Treasury ETFs in Investors’ Crosshairs as Yields Creep Higher

Safety net returns to favor as two-year note approaches 5% level.

Reviewed by: Lisa Barr
Edited by: Ron Day

An old investor safety net is making a giant comeback  

The U.S. Treasury had its latest monthly auction of two-year notes on Monday, and they came out at a yield of 4.67%, matching 2023’s high-water mark from February. That’s the highest rate in 16 years.  

Treasury exchange-traded funds finally yield enough to be part of many investment allocation conversations.   

If you asked investors and financial advisors two years ago when they’d next see a 5% yield—at the time T-bills yielded around 0.4%—they probably would have responded “not in my lifetime.” Even at this time in 2022, yields had crept up to only around 1.6%. 

Investors took notice when the one-year Treasury bill crossed the 5% threshold in mid-February, quickly followed by the three- and six-month bills. All currently reside in the 5.3%-5.4% range.  

Even in an elevated inflation environment, that is an eye-catcher versus riskier alternatives. It’s likely producing a lot of “kitchen table” discussions for financial advisors with their clients, and among families that manage their own wealth. 

This “yield curve creep” toward a 5% rate is notable amid this strange era of sharply “inverted” yields, where T-bills earn more than 30-year Treasury bonds. Furthermore, the amount of time one can lock in close to 5% is gradually lengthening.  

All of this creates an embarrassment of riches for financial advisors and investors. Because as nice as it sounds to earn well over 5% on T-bills, those rates are only locked in for months.  

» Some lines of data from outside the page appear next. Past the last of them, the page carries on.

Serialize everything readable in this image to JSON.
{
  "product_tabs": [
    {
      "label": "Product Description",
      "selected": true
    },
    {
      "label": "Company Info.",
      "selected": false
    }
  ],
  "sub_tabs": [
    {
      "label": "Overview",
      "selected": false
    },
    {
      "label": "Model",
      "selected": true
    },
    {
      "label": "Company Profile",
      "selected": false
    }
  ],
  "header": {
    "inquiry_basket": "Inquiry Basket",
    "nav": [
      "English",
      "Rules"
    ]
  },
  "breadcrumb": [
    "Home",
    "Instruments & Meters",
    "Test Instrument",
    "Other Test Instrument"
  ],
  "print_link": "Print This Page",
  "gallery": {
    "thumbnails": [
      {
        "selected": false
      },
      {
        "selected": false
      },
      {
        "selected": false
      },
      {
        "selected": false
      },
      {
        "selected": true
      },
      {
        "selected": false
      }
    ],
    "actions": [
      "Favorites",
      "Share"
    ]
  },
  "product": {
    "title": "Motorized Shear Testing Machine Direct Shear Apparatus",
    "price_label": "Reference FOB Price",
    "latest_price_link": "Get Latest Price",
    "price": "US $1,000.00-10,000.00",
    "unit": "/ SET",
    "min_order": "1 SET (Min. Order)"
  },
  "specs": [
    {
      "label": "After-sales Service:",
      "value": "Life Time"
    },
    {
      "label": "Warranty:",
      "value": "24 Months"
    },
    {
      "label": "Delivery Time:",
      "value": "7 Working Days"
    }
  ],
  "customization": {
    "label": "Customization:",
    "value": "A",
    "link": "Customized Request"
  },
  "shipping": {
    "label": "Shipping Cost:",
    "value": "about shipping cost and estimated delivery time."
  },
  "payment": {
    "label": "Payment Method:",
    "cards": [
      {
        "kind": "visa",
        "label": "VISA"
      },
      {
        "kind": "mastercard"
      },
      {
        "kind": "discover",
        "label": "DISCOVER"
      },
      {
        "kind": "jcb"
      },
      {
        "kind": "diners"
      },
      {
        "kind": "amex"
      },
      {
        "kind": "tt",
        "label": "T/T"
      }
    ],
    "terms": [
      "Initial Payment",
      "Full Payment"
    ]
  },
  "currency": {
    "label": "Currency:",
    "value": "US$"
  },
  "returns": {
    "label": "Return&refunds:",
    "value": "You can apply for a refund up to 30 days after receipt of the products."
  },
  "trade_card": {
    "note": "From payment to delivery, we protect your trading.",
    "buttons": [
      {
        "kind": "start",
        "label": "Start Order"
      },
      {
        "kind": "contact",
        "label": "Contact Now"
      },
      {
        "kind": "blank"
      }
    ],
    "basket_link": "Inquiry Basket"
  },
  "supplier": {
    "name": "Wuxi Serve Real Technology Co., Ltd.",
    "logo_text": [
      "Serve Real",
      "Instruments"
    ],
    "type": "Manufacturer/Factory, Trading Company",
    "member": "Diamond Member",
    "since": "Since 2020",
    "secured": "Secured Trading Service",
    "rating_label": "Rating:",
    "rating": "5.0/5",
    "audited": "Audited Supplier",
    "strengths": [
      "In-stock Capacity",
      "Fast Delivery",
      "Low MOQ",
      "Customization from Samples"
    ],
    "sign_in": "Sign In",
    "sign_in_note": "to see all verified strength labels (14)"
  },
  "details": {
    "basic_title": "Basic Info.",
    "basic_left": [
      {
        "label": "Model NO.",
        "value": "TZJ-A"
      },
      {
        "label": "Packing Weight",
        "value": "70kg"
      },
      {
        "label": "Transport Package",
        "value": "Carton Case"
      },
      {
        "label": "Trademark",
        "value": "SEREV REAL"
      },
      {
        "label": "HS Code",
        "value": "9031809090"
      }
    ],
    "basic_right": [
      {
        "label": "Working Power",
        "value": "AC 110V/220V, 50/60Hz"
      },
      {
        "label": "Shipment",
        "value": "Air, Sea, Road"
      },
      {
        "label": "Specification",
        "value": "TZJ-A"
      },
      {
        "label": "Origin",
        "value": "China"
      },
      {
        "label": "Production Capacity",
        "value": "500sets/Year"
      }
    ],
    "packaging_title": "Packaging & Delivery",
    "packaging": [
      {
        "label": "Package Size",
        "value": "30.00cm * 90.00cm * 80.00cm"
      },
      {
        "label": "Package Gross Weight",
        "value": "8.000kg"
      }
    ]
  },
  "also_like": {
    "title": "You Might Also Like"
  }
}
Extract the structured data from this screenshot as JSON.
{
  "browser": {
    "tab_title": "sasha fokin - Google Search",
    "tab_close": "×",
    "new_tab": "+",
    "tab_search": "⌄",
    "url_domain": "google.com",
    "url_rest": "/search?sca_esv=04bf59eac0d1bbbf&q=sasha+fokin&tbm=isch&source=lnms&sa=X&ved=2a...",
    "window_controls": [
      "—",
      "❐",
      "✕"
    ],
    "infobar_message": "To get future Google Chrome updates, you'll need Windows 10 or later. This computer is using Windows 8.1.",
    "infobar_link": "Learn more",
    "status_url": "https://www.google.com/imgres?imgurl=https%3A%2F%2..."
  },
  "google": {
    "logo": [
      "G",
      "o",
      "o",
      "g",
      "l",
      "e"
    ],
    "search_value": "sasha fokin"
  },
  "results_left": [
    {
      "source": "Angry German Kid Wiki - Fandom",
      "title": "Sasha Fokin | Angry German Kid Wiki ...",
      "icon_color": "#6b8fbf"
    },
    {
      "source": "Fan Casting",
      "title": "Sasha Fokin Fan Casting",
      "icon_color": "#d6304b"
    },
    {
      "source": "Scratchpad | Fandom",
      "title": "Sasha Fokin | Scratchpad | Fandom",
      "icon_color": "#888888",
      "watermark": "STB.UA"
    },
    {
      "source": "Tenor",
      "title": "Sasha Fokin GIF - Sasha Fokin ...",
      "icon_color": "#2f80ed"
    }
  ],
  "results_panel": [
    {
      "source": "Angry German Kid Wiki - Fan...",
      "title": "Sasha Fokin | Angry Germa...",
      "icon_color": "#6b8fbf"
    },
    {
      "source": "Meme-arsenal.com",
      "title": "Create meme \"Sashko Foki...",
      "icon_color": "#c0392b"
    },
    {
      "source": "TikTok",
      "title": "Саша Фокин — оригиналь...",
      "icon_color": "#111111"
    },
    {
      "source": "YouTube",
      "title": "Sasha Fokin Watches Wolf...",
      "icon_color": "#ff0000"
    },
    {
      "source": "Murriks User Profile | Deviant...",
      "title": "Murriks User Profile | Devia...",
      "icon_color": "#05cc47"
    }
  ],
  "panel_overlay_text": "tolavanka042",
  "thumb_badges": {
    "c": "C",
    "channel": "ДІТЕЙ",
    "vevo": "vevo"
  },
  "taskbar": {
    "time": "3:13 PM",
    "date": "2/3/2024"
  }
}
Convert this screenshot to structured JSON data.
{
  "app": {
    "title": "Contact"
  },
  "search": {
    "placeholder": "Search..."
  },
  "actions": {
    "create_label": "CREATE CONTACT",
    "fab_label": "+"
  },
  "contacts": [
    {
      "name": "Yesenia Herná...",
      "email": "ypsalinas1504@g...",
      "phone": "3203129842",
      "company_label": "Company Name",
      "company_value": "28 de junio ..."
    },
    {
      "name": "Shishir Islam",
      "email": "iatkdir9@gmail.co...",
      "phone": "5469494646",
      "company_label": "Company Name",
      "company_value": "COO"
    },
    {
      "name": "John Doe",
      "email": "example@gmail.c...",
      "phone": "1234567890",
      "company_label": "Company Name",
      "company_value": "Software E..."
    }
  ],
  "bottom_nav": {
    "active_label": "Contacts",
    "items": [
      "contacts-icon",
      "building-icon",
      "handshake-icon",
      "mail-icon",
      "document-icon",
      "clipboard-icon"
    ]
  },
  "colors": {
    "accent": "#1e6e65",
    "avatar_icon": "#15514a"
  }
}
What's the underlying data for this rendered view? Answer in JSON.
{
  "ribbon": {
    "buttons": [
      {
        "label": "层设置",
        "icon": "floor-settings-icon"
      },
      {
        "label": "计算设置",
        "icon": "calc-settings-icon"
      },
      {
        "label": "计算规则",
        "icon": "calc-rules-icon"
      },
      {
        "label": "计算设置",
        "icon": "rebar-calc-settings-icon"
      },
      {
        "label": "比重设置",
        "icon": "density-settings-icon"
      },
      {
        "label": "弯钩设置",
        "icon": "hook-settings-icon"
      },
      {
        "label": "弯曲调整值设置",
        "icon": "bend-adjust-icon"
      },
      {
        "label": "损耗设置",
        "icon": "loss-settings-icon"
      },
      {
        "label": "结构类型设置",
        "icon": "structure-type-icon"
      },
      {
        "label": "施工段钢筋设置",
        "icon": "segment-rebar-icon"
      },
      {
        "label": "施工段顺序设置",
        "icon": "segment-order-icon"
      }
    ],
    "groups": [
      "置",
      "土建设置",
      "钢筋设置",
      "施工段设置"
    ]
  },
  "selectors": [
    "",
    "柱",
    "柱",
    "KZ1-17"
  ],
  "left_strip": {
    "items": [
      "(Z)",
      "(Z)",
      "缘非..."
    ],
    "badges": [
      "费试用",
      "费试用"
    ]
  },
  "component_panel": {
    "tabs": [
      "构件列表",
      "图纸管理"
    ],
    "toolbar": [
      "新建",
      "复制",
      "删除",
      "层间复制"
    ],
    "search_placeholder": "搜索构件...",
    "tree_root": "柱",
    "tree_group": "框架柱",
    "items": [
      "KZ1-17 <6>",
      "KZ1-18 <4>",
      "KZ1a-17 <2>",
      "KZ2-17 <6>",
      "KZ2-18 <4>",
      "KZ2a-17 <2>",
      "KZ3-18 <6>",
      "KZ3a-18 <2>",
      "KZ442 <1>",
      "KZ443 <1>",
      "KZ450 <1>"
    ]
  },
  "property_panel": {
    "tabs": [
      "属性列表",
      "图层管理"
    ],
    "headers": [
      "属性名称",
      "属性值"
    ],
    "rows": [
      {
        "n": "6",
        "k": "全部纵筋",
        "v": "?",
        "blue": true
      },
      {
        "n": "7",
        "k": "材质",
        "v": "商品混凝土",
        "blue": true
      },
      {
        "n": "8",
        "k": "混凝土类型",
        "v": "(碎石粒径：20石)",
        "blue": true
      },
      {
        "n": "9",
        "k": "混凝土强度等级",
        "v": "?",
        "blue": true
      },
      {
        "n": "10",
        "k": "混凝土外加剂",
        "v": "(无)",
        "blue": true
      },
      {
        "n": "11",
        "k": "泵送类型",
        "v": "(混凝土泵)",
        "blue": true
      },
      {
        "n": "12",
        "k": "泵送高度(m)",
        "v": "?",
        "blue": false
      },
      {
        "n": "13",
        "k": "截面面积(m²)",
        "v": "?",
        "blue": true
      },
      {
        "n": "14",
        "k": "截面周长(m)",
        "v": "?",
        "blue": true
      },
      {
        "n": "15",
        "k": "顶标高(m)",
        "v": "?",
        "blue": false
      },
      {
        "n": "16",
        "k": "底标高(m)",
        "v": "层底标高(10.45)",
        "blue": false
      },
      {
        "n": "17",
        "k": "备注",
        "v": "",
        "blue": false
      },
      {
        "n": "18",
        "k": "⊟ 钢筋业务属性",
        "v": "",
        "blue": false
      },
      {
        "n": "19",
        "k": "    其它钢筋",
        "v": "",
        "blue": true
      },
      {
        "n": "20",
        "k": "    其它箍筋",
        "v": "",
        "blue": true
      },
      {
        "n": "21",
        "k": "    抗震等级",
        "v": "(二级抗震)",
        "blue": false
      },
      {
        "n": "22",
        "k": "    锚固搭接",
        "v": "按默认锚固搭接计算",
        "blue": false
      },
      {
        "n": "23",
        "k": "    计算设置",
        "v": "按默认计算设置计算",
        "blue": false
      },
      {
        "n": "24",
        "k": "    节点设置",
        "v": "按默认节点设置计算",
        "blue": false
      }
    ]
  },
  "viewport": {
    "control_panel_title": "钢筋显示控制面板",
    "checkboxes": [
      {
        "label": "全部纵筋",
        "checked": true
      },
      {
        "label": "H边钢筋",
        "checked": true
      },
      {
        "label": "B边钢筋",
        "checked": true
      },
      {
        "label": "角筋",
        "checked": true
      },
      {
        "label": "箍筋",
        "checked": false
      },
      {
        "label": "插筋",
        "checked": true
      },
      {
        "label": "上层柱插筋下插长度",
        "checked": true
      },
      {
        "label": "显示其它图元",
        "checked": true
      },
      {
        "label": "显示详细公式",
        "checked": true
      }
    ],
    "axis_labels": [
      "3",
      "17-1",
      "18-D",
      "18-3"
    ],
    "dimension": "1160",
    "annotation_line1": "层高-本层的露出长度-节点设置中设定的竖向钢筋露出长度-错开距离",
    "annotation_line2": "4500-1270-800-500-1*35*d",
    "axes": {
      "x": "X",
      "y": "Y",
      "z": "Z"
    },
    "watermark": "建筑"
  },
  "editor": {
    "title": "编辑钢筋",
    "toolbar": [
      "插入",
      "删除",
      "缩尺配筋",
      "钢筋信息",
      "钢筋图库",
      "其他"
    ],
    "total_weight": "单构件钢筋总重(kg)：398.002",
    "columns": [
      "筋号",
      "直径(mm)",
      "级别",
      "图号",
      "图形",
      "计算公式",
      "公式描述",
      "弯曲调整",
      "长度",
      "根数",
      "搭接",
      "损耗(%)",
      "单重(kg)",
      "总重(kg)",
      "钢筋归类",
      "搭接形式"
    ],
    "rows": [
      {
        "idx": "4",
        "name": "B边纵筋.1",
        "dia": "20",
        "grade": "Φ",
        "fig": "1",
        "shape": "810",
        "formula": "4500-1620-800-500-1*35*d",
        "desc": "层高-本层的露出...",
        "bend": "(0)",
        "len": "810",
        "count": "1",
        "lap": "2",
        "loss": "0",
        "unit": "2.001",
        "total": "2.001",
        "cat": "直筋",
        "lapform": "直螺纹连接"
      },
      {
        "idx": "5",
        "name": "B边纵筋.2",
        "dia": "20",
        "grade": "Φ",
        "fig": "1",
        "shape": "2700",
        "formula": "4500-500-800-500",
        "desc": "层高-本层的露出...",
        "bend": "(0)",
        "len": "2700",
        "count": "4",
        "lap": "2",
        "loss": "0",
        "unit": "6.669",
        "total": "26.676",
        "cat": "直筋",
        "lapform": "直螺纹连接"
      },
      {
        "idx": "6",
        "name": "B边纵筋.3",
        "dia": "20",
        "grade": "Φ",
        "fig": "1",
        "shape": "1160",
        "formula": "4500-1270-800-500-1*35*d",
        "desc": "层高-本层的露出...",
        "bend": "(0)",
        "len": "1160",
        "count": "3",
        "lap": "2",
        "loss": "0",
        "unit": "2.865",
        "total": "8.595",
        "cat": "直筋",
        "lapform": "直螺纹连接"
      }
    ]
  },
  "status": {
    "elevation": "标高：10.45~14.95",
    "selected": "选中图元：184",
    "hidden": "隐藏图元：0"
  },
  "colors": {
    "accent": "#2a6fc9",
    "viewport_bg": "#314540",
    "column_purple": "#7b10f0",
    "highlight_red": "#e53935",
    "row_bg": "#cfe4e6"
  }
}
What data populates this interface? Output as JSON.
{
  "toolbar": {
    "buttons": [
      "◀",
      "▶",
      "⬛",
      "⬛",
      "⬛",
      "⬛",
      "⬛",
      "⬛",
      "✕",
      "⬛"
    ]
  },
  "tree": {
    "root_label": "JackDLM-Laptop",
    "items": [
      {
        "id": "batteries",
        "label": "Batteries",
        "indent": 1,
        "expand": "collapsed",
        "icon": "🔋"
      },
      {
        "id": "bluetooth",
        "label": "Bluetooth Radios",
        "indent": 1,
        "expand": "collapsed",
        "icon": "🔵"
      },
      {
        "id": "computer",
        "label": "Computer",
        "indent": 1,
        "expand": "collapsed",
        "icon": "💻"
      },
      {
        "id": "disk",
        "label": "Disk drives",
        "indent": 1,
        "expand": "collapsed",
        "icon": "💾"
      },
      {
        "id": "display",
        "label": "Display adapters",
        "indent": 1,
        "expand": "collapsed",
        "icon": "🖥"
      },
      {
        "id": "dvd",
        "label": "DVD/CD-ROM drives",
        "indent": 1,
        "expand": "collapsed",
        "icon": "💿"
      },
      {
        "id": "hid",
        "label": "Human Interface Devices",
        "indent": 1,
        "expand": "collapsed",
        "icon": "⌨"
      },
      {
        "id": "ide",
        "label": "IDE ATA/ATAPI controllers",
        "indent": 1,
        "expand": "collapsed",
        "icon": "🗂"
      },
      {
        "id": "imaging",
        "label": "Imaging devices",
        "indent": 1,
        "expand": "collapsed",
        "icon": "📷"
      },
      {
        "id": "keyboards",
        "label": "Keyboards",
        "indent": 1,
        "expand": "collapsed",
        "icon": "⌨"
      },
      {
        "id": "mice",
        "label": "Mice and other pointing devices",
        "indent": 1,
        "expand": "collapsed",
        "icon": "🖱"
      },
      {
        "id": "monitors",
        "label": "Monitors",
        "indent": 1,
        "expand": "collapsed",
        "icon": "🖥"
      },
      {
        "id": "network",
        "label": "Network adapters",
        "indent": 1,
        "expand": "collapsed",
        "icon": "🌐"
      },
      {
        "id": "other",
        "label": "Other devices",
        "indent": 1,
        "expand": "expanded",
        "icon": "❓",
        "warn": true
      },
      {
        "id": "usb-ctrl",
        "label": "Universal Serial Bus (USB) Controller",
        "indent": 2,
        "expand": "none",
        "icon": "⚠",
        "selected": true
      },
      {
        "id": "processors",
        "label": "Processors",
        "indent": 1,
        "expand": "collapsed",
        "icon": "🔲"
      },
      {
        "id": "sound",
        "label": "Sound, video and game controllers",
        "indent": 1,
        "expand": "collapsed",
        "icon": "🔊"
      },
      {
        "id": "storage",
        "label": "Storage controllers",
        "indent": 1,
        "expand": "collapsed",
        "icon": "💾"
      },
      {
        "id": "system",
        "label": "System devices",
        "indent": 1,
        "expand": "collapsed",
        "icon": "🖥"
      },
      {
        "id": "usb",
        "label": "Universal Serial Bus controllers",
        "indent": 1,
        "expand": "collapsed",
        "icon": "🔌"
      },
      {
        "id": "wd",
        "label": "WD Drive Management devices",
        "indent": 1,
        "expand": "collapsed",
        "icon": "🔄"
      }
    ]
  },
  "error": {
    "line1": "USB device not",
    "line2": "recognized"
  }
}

However, the opportunity to commit capital to earn, say, 4.7% a year for two years affords an investor plenty of time to sit back and see how the biggest investment uncertainties of 2023 and 2024 play out, while earning a return that seemed like a fantasy just last year.  

Sure, inflation is higher, but the bottom line is that two-year bonds have not seen the 5% level since this time of year back in 2006! 

Glamorous Alternatives 

Previously boring, irrelevant short-term Treasury ETFs are suddenly glamorous alternatives, and asset flows confirm this.  

The Vanguard Short-Term Treasury Index Fund (VGSH) and the SPDR Bloomberg 1-3 Month T-Bill ETF (BIL) each had under $14 billion in assets under management at the start of 2022. Now, they hold just over $22 billion and $28 billion, respectively. 

Investors will find subtle differences among many Treasury ETFs in terms of which part of the yield curve they focus on. For example, VGSH allocates among one- to three-year securities, while BIL works the shortest end of the spectrum, owning T-bills with one- to three- month maturities.  

For those who want to target a specific spot on the curve to capitalize on current rate levels, the US Treasury 2 Year Note ETF (UTWO) is one of a set of ETFs from the newcomer US Benchmark Series that seeks to always own the current two-year Treasury note.  

Another route to target a thin slice of the 30-year wide U.S. Treasury yield curve is via the iShares iBonds Dec 2024 Term Treasury ETF (IBTE). It represents its own bond ladder, with maturities allocated throughout that single year (next year), which today represents a six- to 18-month maturity range. 

“Short-term Treasuries are back” is far from the most dramatic headline in Wall Street history. But those creeping yields are providing a valuable talking point for advisors, and a welcome investment option for investors.  

Rob Isbitts was an investment advisor for 27 years before selling his practice to focus on ETF research and education. He is based in Weston, Florida. Contact him at  [email protected] and follow him on LinkedIn.